  16. I agree with the other comments about Higgins not being a good candidate for sleeping on the bed. My best advice would be to do what you have already been doing "post bite"; ignore the bad behavior and reinforce the good, especially when your other dogs behave well. Dogs learn by example. Seems like he's coming back around, at least!

    The one thing that I would caution you to NOT do is to treat him with kid gloves. Don't act like you're afraid of him or think he will bite. A lot of times that turns out to be a self-fulfilling prophecy :)

    Good luck...

  17. No problem with who is top dog in our pack! Its me... ;-)


  18. Oh my, I missed this incident. It must have been so upsetting and mystifying for you. I like your idea of the vet visit... but I might also call my trainer in your shoes. However, you know best, that's for sure!

    I hope that it all straightens out soon. Most bites are out of fear... remembering that might help you to empathize with Higgins.

  19. The Master's bed can be a problem area for some dogs. Our Monty felt he should sleep there and would growl at my husband when he came to bed. Monty had to be banished from the bed for a period of time until he learned his rank in the household. Fudge wants desperately to advance in the pack and would like to sleep on the bed. I have to be firm with him about getting off when he jumps up there.

    It's tiresome to have to go thru this over an over, but that's how they learn to accept their position in the family. Good luck with your boy.

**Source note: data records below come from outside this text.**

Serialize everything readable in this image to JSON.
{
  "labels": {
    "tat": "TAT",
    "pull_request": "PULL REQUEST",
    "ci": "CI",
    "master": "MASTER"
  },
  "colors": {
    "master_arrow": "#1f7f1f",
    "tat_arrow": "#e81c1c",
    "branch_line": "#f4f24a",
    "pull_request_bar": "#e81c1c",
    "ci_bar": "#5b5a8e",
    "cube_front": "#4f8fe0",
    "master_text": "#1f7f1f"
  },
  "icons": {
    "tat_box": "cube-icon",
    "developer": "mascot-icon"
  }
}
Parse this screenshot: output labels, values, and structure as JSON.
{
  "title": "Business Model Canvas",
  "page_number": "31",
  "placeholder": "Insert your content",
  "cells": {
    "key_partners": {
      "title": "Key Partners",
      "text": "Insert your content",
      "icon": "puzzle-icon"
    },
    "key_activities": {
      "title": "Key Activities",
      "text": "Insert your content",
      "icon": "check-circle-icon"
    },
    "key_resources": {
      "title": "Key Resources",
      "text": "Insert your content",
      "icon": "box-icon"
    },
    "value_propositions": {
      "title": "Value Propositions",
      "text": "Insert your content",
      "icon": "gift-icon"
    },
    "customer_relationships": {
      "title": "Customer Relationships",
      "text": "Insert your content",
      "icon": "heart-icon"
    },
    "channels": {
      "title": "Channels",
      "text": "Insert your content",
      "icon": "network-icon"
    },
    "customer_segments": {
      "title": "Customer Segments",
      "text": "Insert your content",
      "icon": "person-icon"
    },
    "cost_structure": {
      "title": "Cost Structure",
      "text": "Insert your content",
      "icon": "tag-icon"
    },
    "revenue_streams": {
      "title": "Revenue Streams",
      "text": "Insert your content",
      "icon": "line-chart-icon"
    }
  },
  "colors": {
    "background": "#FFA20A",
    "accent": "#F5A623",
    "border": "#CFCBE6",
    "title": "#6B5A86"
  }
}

We would love to hear from you! We have had to disable Anonymous comments because of spam. We're sorry for the inconvenience.

Related Posts with Thumbnails